The more important point here is that domino effects provide a lot of context that we may not fully comprehend without having psychologically safe conversations. It’s hard to know what kinds of domino waves someone has been part of in their personal and professional lives. And it’s also hard to know how the words that we use and the things that we do might set off their own train of dominos. The only way to really understand the context behind someone’s interpretations is to ask and have a safe conversation about it.

With great power comes great responsibility. I think we as leaders of teams have to practice (a) having empathy for people’s domino journeys and ask thoughtful questions about their context, especially when it’s completely different from our own background, (b) create environments for psychologically-safe conversations, and (c) foresee the 10th domino effect of things we say, things we do, things we reward in our teams. Understand the waves we create, whether intentionally or not, and strive to create waves of empowerment, creativity, inspiration, innovation, community.

Another part of this is the Cancel Culture we live in today. Young people are so quick to “cancel” a person, an app, or a company with one screw-up. It’ sucks. I hope it course-corrects. But it does signal that we need to be able to anticipate the consequences of our actions and words more in this digital world.

When I reflect on this from a self-care standpoint, I think this still holds. By investing in our self-care, we are able to get ahead of the 10th domino the next day as leaders, because we show up at our worst when we are under-slept, stressed, under pressure, and unhappy. Our likelihood of spreading positive waves increases significantly when we are feeling at our best and getting rest. It’s not fair to “fake it” anymore.

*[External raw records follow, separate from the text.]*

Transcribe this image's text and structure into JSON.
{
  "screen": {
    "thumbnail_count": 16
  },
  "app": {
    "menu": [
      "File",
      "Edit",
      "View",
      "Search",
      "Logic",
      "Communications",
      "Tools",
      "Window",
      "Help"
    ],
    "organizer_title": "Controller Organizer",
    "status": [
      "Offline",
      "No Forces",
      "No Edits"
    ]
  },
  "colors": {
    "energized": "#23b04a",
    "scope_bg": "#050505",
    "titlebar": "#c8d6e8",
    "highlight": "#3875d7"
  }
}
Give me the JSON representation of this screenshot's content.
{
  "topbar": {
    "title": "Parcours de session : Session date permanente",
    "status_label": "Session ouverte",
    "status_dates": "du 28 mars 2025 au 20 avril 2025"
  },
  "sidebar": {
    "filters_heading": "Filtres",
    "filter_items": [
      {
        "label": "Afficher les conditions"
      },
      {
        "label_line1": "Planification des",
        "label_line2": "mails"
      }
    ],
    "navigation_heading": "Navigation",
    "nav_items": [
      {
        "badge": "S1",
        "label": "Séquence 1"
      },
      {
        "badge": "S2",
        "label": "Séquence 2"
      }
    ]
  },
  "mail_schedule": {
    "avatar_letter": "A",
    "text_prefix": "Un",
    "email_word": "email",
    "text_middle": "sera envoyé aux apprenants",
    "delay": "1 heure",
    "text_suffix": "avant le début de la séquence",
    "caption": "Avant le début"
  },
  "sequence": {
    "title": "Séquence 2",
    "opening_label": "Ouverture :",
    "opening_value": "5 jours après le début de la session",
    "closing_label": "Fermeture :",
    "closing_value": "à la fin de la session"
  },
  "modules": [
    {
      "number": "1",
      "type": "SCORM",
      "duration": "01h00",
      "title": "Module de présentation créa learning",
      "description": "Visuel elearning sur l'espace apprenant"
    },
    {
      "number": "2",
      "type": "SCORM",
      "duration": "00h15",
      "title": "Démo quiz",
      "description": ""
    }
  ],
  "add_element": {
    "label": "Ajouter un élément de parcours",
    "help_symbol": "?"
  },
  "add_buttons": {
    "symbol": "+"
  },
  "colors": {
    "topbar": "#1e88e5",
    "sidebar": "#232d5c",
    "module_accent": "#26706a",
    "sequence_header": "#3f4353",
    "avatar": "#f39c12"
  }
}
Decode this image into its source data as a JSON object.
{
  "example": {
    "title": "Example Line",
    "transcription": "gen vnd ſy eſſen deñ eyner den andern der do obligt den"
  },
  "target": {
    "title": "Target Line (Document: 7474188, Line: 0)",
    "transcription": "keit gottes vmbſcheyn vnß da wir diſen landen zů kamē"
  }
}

We need to manage burnout during this time, and it starts with us.

Join My Monthly Newsletter

* indicates required

Intuit Mailchimp

Please follow and like us:

Millennial Executive.

Schedule a call

    User registration

    You don't have permission to register

    Reset Password